Future anchored at Christs Church Anglican Church

Mandurah MLA David Templeman, Fremantle Museum and Collections director Dr Ian Macleod, Father Darryl Cotton and Bruce Sivyer.
Mandurah MLA David Templeman, Fremantle Museum and Collections director Dr Ian Macleod, Father Darryl Cotton and Bruce Sivyer.

CHRISTS Church Anglican Church has spent most parish council meetings over the past three-and-a-half years planning the future of the anchor from the wreck of the barque James Service which ran aground off Mandurah in 1878 with the loss of all lives.

Last week, their plans came to fruition when the restored anchor was unveiled.

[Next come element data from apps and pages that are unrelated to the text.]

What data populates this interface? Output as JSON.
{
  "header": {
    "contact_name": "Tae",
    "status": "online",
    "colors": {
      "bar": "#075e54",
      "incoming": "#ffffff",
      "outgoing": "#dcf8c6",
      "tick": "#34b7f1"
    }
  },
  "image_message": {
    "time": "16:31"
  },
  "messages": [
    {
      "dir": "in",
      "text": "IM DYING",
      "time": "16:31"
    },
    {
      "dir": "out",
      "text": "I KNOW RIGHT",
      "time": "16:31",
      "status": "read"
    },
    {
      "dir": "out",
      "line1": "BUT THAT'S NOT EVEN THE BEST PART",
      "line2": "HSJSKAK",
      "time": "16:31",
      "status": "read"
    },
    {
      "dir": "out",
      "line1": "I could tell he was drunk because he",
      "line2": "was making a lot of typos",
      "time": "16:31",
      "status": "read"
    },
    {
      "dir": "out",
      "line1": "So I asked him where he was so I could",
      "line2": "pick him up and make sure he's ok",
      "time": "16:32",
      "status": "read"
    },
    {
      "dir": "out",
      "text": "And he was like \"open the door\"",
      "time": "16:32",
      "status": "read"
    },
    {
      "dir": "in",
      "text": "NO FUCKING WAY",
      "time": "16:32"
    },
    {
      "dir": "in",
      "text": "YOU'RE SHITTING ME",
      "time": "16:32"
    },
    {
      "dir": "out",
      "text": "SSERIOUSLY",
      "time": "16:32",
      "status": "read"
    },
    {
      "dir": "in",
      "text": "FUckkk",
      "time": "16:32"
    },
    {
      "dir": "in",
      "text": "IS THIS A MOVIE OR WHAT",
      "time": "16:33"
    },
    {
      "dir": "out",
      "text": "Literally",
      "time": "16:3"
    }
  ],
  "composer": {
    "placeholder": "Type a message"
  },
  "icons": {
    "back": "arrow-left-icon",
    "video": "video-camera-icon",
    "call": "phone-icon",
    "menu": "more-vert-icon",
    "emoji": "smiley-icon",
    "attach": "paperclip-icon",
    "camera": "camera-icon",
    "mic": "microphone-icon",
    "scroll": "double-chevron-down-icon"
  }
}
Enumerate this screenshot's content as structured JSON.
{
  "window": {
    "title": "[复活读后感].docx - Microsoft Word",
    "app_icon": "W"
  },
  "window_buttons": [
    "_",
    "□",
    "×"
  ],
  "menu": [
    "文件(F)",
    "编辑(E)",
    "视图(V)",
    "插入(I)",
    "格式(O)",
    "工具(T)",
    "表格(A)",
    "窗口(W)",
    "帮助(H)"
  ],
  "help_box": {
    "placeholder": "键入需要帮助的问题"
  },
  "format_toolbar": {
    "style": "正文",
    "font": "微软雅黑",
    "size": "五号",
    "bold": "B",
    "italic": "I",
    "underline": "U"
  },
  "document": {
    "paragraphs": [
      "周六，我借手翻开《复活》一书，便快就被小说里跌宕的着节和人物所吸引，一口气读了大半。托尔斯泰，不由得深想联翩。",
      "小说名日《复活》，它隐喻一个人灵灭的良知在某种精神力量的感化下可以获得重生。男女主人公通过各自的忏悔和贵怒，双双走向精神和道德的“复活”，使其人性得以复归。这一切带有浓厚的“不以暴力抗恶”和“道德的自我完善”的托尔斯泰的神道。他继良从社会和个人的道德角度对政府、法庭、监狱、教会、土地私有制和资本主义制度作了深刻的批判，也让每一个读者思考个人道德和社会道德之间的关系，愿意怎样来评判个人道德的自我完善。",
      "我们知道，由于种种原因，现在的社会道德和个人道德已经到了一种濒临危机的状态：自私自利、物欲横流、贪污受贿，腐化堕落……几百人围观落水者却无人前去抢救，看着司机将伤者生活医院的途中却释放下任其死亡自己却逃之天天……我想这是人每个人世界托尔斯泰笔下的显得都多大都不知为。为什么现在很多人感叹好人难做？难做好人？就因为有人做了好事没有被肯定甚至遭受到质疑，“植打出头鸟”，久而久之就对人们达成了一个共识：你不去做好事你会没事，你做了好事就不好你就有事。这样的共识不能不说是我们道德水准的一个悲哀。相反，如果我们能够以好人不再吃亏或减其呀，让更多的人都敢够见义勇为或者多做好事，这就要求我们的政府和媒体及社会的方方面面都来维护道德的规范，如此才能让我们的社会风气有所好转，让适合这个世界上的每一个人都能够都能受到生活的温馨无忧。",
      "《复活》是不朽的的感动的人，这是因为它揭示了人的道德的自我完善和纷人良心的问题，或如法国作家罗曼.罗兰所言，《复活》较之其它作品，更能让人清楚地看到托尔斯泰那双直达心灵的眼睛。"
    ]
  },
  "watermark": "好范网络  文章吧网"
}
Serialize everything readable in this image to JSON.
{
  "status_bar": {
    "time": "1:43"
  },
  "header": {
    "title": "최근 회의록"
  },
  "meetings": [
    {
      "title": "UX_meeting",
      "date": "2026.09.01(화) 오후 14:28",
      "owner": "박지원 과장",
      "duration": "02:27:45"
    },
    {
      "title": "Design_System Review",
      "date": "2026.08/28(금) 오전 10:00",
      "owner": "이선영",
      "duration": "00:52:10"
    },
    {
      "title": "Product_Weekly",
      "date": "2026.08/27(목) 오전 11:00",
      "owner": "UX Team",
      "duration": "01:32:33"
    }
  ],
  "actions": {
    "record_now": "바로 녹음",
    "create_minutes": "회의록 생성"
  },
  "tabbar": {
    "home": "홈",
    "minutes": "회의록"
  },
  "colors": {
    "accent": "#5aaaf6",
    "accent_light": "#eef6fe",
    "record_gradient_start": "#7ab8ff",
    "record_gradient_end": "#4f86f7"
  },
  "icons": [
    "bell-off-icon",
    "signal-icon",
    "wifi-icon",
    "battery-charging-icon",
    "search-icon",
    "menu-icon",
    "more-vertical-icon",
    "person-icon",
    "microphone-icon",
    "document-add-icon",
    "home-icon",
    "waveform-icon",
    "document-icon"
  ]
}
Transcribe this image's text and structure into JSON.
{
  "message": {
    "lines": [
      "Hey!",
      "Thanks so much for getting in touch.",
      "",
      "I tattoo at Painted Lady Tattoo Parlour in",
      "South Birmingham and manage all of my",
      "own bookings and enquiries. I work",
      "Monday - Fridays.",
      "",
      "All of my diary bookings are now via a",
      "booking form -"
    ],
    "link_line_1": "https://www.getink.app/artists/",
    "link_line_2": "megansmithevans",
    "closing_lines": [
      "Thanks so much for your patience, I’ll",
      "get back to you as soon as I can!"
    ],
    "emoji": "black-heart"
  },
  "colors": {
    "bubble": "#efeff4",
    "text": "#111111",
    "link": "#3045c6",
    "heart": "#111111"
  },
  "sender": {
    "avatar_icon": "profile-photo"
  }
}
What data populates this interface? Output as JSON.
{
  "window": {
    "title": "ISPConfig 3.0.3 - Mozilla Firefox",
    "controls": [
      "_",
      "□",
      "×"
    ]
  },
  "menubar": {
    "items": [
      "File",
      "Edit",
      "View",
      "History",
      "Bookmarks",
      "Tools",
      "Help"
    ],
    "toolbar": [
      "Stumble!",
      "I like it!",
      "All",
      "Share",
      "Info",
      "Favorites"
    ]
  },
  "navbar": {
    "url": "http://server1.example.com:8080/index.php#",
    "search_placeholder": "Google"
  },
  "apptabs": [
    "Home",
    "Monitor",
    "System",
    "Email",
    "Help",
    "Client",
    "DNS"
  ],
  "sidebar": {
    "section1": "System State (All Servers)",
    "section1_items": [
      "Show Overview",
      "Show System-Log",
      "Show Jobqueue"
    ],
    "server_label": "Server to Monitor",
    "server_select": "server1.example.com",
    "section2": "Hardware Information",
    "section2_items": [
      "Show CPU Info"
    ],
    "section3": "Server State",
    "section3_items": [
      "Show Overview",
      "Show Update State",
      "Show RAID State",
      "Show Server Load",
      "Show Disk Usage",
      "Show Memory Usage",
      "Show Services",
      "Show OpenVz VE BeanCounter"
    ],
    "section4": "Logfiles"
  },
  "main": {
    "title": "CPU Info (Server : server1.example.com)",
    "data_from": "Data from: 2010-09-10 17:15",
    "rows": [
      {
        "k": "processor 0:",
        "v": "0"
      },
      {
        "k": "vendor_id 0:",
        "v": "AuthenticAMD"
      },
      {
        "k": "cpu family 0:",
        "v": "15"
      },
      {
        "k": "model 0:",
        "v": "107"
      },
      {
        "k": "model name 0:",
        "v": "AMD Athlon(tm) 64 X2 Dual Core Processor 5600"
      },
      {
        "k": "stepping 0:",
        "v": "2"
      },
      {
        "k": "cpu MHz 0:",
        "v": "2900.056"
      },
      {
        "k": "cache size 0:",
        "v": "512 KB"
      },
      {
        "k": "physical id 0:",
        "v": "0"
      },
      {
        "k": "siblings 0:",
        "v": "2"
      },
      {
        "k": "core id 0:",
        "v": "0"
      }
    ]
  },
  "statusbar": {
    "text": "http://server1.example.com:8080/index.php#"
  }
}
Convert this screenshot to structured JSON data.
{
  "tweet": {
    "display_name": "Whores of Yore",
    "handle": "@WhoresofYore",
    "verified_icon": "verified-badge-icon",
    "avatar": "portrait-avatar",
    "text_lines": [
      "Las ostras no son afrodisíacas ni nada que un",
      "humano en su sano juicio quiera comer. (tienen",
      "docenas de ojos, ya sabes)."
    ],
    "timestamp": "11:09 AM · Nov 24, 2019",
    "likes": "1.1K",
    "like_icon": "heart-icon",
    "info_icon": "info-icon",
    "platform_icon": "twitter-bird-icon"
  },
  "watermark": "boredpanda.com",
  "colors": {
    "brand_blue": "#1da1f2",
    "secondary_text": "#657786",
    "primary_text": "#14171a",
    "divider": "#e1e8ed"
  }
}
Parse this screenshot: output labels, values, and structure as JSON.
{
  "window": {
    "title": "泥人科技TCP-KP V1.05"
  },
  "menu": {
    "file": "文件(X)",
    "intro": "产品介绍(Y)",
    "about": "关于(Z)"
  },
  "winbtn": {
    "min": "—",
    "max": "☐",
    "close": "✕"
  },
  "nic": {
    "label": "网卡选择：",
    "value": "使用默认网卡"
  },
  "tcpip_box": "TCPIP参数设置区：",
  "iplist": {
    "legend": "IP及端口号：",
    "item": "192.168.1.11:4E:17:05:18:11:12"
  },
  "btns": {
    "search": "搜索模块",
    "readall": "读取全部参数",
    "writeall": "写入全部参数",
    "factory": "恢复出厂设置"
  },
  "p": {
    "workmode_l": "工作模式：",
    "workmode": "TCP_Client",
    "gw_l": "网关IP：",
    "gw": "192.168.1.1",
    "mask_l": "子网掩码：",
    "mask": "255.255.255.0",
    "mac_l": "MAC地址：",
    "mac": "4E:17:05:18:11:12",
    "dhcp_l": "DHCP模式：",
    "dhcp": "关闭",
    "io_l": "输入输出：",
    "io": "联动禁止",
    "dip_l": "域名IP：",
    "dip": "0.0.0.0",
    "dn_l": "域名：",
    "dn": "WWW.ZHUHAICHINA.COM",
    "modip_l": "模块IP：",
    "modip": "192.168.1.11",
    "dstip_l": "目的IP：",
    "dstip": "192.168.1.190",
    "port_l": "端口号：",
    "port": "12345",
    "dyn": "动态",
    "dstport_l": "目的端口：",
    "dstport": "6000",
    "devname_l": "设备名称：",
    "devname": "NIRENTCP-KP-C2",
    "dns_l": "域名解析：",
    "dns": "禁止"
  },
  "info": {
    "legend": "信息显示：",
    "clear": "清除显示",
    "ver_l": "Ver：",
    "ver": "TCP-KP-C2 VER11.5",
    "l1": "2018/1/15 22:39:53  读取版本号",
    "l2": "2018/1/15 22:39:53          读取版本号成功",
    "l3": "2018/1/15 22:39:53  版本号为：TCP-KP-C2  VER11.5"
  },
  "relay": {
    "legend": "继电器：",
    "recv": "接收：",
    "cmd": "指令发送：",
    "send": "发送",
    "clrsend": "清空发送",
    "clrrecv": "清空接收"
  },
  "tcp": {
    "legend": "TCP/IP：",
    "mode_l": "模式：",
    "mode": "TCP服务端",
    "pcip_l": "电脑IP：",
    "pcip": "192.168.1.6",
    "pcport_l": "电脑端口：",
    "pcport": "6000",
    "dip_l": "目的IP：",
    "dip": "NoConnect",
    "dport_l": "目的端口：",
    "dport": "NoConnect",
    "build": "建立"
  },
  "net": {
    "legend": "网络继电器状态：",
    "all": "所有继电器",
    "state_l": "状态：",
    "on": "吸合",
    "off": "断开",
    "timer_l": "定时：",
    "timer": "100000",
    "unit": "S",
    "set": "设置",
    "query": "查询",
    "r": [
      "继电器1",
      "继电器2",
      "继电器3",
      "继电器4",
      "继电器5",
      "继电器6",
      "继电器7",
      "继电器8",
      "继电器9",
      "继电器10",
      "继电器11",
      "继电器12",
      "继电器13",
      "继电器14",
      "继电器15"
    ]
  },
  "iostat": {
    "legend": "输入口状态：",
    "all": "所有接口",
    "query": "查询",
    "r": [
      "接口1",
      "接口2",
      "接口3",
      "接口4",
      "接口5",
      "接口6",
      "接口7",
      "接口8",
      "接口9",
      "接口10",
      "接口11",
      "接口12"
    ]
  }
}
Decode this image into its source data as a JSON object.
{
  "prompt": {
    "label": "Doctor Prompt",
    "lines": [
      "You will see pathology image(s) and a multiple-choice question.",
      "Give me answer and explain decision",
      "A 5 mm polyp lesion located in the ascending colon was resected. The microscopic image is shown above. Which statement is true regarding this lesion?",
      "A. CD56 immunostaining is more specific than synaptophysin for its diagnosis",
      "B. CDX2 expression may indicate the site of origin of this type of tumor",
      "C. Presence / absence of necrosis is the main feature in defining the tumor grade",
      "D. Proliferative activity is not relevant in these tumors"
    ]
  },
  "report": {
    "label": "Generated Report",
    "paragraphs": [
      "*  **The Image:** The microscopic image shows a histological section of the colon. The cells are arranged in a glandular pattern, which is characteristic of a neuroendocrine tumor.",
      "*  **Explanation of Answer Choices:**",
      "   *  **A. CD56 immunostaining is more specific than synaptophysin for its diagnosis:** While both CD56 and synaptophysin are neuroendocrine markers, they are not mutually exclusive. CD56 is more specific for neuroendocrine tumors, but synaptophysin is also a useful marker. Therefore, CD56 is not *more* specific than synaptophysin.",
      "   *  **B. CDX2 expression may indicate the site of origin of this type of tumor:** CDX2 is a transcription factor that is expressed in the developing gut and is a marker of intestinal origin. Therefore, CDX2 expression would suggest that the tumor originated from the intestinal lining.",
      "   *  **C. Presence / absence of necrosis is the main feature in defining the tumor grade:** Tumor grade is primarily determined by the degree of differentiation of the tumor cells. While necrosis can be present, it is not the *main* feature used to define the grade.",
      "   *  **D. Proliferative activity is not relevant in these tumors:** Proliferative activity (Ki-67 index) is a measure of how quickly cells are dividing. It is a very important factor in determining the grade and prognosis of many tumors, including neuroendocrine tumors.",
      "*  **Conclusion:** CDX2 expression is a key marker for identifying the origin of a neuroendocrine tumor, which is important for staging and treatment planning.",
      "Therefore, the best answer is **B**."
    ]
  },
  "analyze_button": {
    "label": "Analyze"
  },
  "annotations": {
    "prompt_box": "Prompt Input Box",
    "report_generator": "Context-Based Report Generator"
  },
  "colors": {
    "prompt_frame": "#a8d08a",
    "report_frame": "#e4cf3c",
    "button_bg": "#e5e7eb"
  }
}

The 441-ton ship ran aground on the Murray reef during a storm and more than 80 years later, the anchor was raised and placed in the church grounds where many of those who died are buried.

But the anchor has deteriorated over the years and it has been restored, courtesy of a funding grant from Royalties for Regions through Peel Development Commission and an in-kind donation from Transcoat Engineering.

The James Service was built in Scotland and was on her way from Calcutta to the company’s headquarters in Melbourne carrying members of a theatrical company when she hit the reef in a storm.

Eye witnesses on the foreshore could see her but were powerless to help.

In his diary, pioneer Robert Mewburn recorded a beach strewn for miles with wreckage, including wigs, swords and tinsel.

Hundreds of cases of castor oil from the ship’s hold also covered the beach.

Among the bodies recovered and buried in the churchyard were the captain’s wife Mrs Sievewright, 22-year old actress Bessie Cowdery and her husband troupe manager Charles.

When the Underwater Explorers Club of Perth recovered the anchor in seven metres of water in 1962, they could see the trees and posts on the estuary shore – passengers and crew had died within sight of safety.

The anchor is of special significance to Mandurah and is depicted on the City of Mandurah coat of arms.